Bill Clinton and the Clinton Global Initiative unveiled a new plan today to provide leadership training for principals in developing countries. Over the next four years, 10,000 principals in Kenya, Ghana and India will work with the Varkey GEMS Foundation and the United Nations Education, Scientific and Cultural Organization (UNESCO).
For the first year, 50 to 60 trainers will work with 500 principals in these countries, according to the UN News Center. For the next three years, the 500 principals will be charged with training their peers. The groups are estimating that up to 10 million children could benefit from the program.
A blog posted today on Nigeria’s Daily Times argues that a growing economic divide between rich and poor, coupled with the rise of private education and deterioration of the public schools, has left the country with a largely overlooked “education apartheid.”
The author paints a bleak picture of the public schools that rich families flee in favor of higher quality private schools and poor students are stuck in, noting that, among other things, 25 percent of teachers aren’t even qualified to teach according to the Universal Basic Education Commission.

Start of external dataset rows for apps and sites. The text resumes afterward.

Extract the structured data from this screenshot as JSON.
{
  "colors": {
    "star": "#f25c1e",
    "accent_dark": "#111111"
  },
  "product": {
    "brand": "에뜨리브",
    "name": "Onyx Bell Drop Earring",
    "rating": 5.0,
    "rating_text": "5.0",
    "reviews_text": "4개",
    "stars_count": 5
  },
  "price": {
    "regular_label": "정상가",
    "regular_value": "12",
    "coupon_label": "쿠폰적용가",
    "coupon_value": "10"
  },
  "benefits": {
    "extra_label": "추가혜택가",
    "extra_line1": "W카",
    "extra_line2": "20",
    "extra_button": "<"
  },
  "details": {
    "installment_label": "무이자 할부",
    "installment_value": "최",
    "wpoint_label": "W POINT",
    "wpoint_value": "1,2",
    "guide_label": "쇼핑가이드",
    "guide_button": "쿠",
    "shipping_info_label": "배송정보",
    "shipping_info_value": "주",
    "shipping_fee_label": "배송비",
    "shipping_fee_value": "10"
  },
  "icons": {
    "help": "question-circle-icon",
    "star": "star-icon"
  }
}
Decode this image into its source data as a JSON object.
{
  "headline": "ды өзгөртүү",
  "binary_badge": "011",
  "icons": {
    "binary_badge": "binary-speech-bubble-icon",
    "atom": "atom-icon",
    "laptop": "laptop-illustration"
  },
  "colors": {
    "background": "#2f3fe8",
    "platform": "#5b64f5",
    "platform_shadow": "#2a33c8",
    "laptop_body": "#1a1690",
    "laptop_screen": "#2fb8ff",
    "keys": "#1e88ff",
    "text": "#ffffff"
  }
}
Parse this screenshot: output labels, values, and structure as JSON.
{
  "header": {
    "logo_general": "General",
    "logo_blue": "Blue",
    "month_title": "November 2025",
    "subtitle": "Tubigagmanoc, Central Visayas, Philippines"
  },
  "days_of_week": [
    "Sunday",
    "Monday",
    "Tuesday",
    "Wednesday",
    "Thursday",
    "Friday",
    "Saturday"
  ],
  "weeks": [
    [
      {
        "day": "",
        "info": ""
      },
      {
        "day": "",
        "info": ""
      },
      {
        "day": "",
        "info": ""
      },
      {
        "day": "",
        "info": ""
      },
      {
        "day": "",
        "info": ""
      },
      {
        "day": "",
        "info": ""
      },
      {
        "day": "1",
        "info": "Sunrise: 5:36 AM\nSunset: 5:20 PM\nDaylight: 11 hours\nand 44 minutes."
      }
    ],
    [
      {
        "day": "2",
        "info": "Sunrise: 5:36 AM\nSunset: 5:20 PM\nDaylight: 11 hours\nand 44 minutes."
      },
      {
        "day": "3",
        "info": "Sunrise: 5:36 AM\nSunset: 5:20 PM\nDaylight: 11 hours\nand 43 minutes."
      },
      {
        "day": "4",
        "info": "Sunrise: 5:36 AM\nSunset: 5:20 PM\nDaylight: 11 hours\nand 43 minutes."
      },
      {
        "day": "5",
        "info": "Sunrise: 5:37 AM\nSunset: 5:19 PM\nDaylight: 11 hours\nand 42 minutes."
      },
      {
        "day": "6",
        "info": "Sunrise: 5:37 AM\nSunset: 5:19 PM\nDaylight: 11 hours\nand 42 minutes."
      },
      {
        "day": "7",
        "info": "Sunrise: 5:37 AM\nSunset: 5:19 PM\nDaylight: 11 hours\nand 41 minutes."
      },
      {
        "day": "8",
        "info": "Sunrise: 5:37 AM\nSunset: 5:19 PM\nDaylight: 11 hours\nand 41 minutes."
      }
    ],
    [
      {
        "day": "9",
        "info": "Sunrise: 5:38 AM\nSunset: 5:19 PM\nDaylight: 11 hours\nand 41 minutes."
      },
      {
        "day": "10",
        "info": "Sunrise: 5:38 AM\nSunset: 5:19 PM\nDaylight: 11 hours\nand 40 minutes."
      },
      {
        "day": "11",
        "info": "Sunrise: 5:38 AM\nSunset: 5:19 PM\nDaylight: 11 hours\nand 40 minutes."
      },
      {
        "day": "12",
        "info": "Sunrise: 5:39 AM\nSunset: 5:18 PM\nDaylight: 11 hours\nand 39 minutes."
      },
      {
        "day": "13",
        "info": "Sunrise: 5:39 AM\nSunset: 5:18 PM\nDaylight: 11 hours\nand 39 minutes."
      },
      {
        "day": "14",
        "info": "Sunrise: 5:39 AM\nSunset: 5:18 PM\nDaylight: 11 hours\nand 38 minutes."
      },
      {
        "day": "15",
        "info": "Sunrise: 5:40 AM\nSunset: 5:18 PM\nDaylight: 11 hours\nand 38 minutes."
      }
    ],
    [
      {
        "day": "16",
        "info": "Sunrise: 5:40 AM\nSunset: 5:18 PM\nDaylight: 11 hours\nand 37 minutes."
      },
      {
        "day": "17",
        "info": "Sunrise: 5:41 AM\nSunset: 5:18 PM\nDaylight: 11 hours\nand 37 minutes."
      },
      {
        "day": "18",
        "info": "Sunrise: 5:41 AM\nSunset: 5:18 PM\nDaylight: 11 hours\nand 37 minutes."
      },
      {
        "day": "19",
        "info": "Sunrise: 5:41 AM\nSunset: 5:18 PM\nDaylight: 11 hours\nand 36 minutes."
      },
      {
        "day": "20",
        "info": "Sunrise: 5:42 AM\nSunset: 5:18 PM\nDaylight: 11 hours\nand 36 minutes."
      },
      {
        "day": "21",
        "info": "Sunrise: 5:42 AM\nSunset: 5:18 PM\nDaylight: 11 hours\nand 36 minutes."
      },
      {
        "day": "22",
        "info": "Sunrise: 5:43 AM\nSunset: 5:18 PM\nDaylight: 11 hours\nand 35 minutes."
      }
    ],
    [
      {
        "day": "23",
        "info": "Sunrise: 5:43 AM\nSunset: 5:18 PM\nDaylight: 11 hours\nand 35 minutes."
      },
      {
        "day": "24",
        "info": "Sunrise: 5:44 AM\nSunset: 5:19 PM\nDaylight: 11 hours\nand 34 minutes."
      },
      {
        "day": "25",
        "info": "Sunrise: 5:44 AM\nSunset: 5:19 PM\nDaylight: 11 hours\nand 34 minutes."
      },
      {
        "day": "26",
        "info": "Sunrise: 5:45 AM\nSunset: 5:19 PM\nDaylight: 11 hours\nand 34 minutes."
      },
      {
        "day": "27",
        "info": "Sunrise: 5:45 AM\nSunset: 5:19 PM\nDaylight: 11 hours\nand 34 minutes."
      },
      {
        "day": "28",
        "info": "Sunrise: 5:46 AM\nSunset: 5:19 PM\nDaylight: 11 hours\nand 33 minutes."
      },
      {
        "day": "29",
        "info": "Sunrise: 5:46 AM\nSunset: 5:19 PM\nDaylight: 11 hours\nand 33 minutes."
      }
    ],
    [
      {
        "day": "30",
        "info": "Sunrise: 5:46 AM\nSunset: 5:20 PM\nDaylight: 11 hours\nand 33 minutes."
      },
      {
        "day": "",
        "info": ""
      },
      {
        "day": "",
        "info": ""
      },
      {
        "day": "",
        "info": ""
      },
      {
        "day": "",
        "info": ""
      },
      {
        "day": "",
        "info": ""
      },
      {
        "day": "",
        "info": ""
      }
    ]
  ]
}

Blaming dictator Ibrahim Babangida and cuts he made public education, the blog details how schools in the country were not always in such a sorry state and argues that the government is neglecting its constitutional promises to students, concluding:
The options before our rulers are stark and clear. They can continue down the path of “separate development” in which the best facilities are available to a tiny few, and be prepared to reap the whirlwind when the resentment and tensions reach boiling point. Or they can remember their constitutional obligations and invest in our public schools and create adequate educational opportunities for all according to merit and not ability to pay. UNESCO insists that at least 7% of GDP should be allocated to education. Neither UNESCO nor the World Bank knows what percentage of its GDP Nigeria spends on education. We need to increase public spending in education to recruit more teachers in public schools, offer them decent terms and conditions in order to attract better calibre recruits, invest in their training, improve the infrastructure, build more schools and equip them adequately.
We can’t afford to continue to leave the future of the economically disadvantaged majority of Nigerians in the hands of semi-literate, disinterested teachers in environments that are woefully inadequate for learning. That would be a recipe for disaster.